Spain: Anti-Corruption Protests
Spaniards coping with a double-dip recession, rising unemployment, and spending cuts have started protesting, demanding the resignation of Prime Minister Mariano Rajoy over another corruption scandal.
Thousands have taken to the streets in Madrid and Barcelona, resulting in violent clashes with police.
Prior to winning the 2011 election Rajoy and other officials in the ruling People’s Party allegedly received payoffs from a slush fund, a practice that’s been going on for more than a decade. The issue resurfaced after the Spanish daily El Mundo published text messages from Rajoy to former party treasurer, Luis Barcenas, telling him to “be strong” as he was being investigated for running a slush fund. The public is outraged over that show of support.
Barcenas is in jail awaiting trial on fraud and corruption charges.
Opposition leaders are calling for Rajoy to explain himself in front of parliament, threatening to call a censure vote.
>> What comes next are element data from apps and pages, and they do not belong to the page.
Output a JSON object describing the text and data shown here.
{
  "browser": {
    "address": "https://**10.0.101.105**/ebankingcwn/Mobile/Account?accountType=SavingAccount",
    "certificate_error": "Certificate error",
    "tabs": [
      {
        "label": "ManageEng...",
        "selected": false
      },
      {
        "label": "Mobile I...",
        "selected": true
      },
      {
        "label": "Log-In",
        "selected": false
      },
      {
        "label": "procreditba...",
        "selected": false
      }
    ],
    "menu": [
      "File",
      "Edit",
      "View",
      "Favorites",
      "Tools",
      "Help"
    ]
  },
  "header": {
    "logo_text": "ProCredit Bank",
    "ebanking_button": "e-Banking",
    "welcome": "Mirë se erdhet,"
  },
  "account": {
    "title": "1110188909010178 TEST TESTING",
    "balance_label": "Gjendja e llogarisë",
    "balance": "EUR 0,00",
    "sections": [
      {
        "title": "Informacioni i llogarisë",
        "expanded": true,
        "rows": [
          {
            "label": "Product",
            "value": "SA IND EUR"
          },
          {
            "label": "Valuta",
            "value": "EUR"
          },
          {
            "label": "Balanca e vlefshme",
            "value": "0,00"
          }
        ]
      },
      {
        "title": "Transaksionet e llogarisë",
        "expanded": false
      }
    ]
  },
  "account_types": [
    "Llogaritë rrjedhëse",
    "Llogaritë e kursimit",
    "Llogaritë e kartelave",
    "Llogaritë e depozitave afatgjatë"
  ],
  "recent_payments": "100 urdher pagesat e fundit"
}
“The situation is unbearable. It's impossible for a government to function with this focus on the scandal. The solution is to elect a new leader in the party," one senior member of the party, who asked not to be named, told Reuters.